Jul. 13, 2013
The frog half fearful jumps across the path,
And little mouse that leaves its hole at eve
Nimbles with timid dread beneath the swath;
My rustling steps awhile their joys deceive,
Till past,—and then the cricket sings more strong,
And grasshoppers in merry moods still wear
The short night weary with their fretting song.
Up from behind the molehill jumps the hare,
Cheat of his chosen bed, and from the bank
The yellowhammer flutters in short fears
From off its nest hid in the grasses rank,
And drops again when no more noise it hears.
Thus nature's human link and endless thrall,
Proud man, still seems the enemy of all.
It was on this day in 1798 that William Wordsworth (books by this author) wrote one of his greatest poems, which he called "Lines composed a few miles above Tintern Abbey on revisiting the banks of the Wye Valley during a tour, July 13, 1798." The poem is now referred to as "Tintern Abbey."
Tintern is a village in Wales, on the River Wye, the site of spectacular medieval ruins that date back to the year 1131. The abbey originally housed an order of Roman Catholic monks who lived an austere life, wore white gowns, and supported themselves by farming and making malted-barley beer.
Wordsworth, he recounted that after visiting Tintern Abbey, he composed his famous poem entirely in his head. He claimed: "No poem of mine was composed under circumstances more pleasant for me to remember than this. I began it upon leaving Tintern, after crossing the Wye, and concluded it just as I was entering Bristol in the evening, after a ramble of four or five days with my sister. Not a word of it was altered, and not any part of it was written down till I had reached Bristol."

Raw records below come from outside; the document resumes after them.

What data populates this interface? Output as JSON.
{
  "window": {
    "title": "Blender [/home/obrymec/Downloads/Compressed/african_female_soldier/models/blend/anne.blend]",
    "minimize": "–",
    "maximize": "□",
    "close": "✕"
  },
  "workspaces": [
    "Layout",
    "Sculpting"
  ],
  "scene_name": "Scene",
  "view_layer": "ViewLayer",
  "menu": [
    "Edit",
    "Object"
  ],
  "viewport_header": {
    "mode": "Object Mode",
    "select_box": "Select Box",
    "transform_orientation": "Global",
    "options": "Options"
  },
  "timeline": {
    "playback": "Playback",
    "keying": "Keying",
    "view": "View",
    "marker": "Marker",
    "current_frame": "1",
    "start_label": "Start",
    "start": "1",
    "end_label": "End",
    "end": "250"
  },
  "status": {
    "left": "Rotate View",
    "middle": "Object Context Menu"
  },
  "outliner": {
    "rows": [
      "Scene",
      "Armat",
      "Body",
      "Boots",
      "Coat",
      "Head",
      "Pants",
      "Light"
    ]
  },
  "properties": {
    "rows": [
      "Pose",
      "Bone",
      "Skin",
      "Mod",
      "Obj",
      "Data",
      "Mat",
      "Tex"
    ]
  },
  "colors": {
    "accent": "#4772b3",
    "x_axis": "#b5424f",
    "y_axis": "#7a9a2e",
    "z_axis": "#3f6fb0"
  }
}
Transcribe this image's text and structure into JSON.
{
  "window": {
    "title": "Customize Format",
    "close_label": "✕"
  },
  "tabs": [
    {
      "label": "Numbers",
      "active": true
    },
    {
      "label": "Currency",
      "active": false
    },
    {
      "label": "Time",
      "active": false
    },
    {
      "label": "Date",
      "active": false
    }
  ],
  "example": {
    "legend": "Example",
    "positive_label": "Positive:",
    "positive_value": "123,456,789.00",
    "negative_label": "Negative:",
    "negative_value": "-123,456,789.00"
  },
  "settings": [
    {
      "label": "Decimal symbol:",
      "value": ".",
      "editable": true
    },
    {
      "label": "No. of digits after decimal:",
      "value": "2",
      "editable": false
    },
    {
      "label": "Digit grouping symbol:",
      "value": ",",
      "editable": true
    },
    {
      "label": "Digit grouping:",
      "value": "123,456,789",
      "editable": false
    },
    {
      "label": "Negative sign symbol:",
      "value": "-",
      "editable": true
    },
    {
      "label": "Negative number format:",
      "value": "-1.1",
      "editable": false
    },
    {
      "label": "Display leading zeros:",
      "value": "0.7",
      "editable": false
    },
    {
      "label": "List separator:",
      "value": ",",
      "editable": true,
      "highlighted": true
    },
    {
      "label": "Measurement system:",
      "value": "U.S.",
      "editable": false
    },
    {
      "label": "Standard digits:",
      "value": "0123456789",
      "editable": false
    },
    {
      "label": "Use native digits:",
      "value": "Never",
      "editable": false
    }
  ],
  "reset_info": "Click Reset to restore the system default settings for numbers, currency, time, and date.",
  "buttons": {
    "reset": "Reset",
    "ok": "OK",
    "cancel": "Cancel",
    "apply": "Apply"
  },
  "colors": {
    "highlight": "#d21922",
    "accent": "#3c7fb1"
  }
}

It's an impressive feat, considering that the poem is more than 1,200 words long. It begins:
Five years have past; five summers, with the length
Of five long winters! and again I hear
These waters, rolling from their mountain-springs
With a soft inland murmur. — Once again
Do I behold these steep and lofty cliffs [...]
It's the birthday of the poet John Clare (books by this author), born in Nottinghamshire, England (1793). He may be the poorest person ever to become a major writer in English literature. His father was a peasant farmer. The family often had to live off the proceeds from a single apple tree in their yard. John Clare went to the village school between the ages of five and 11. He learned to read and write and decided he wanted to write poetry.
He had to support himself as a farm laborer, but because malnutrition had stunted his growth, he was never more than five feet tall, so he couldn't do heavy work. He mostly weeded and stacked hay bales and looked after animals. He couldn't afford to buy paper, so he made his own out of birch bark and made his own ink as well. Some of his poems were written on old envelopes.
Other romantic poets were writing nature poetry, but they wrote about nature as a metaphor for something, whereas John Clare always tried to write about nature as it was, the thing itself.
His first book came out in 1820. The fact that he was a peasant helped to make the book a best-seller. But within a few years, there was a bank crash, and there was a recession in England. His books sold fewer and fewer copies, and he moved back to the farm.
He began to suffer from a psychiatric disorder. His behavior grew more and more erratic. He began to see things — spirits and demons. He was committed to an asylum where he forgot who he was. Sometimes, he thought he was Lord Byron and wrote some poems in Byron's style. He escaped from the asylum at one point but was returned and lived there for the rest of his life.
John Clare wrote about 3,500 poems, of which only 400 were published in his lifetime, and his great importance as an English poet has only become clear in the last few decades.
There was a blackout in New York City on this date in 1977. Lightning struck three times that night, hitting Con Edison substations and shutting down the power grid. The city went dark at about 9:30 p.m. Kennedy and LaGuardia airports had to be shut down for eight hours, tunnels in and out of the city were closed, and thousands of people had to be evacuated from the subways.
There had been a similar blackout in 1965, and people had faced it with good humor, but in 1977, New York was in the middle of an economic crisis, and unemployment rates were high. There was also a serial killer, who called himself "Son of Sam," on the loose, and the city was in the grip of a brutal heat wave. It was the worst time for a catastrophic blackout; the city was a powder keg.
In the 25 hours that it took workers to fully restore power, more than 1,600 stores were looted, more than a thousand fires were set, and nearly 3,800 looters were arrested. Damage was later estimated at $300 million.
Be well, do good work, and keep in touch.®